Another site that uses animated videos to explain complex subjects is RSA.  Billed as “an enlightenment organisation committed to finding innovative practical solutions to today’s social challenges”, the site currently has 14 videos that address such subject topics as Changing Education Paradigms (Sir Ken Robinson), The Internet in Society – Empowering and Censoring Citizen? (Evgeny Morozov), and Language as a Window into Human Nature (Steven Pinker). Each video is approximately 10 – 15 minutes in length and takes a segment of a lecture by an innovative thinker that fully describes a complex idea. For example, the Robinson lecture is fascinating as it suggests why the educational system is currently failing children by combining information on the historical development of education with data on rates of Ritalin prescription as a proxy for ADHD diagnosis and a discussion of how we might best change the educational system to foster divergent thinking. Accompanying the lecture is a series of entertaining yet illustrative graphic cartoons.
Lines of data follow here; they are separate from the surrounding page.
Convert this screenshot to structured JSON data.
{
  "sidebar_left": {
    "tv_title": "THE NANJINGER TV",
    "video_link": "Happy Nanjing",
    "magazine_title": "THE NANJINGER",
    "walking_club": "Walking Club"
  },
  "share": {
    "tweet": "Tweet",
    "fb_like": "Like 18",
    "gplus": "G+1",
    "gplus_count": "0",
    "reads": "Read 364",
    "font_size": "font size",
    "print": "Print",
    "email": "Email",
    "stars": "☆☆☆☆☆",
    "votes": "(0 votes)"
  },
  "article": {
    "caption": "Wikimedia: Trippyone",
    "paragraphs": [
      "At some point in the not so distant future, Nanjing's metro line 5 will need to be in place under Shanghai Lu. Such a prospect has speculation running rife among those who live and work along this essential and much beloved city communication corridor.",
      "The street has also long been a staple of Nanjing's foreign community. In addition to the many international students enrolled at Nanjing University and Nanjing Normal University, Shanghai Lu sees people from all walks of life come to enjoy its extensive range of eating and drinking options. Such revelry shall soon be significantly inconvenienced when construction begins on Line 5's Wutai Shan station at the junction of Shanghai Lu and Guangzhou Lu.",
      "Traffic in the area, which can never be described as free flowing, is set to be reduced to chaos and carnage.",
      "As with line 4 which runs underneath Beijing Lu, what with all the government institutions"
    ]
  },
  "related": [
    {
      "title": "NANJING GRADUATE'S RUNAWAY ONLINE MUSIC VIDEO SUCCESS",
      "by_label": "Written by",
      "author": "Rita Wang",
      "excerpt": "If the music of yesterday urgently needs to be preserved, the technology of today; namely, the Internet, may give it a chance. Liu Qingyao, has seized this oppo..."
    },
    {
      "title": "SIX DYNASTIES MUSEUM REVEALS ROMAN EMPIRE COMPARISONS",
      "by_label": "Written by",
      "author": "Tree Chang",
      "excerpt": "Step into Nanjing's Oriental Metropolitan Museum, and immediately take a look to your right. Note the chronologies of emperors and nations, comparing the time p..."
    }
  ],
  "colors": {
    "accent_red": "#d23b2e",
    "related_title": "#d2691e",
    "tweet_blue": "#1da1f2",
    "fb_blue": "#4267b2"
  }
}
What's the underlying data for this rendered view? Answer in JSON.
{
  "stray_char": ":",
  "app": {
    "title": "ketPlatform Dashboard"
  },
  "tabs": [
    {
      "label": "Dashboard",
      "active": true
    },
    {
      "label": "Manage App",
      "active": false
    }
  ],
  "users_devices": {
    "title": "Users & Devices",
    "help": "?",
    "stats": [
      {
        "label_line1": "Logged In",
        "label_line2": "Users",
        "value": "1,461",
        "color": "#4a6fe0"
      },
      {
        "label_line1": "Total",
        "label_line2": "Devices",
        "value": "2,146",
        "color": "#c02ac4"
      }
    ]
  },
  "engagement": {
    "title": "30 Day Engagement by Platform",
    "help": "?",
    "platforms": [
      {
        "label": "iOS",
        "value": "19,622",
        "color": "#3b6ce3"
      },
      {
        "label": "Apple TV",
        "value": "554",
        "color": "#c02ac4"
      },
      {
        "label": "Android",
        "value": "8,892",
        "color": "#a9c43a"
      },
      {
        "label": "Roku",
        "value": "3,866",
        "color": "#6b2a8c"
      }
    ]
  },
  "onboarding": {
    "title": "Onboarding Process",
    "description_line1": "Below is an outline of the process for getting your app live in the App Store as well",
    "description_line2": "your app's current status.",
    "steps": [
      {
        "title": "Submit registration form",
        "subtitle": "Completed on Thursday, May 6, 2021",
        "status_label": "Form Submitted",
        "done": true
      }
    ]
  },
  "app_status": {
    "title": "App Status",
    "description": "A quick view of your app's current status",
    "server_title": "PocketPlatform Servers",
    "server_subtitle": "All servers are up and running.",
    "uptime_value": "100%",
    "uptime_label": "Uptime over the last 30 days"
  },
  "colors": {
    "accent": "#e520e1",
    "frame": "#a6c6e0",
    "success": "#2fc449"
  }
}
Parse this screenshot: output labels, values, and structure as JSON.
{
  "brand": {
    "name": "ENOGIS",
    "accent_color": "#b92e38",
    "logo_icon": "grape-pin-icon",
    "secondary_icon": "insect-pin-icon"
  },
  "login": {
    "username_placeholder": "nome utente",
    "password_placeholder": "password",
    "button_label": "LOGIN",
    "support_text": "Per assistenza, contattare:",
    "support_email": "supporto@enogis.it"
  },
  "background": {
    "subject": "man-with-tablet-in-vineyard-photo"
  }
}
These two sites offer a good example of the potential future of education. The videos on the Khan Academy are not splashy. What they do provide are an ever-expanding syllabus of information nested into short, bite-sized, conceptual building blocks. The RSA videos combine great speakers with fascinating topics that are presented in a highly entertaining fashion. As the writer of the Fast Company article noted however, there will always be a need for a real instructor who can answer questions or help problem solve if a student is stuck in his or her understanding. There will also be a need for schools that help to teach social and communication skills, and how to learn and work collaboratively in groups.

My vision of the future is a blending of the two types of learning with concepts more easily learned online and other types of learning that can best be done in a more structured group environment. I also see sites like these as democratizing quality education and providing the tools to foster lifelong learning, which is the idea that learning shouldn’t stop when we finish formal education.

My posts over the next couple of weeks may be MIA, as I have a research grant deadline coming up on October 18th that will likely be consuming increasing amounts of my free time.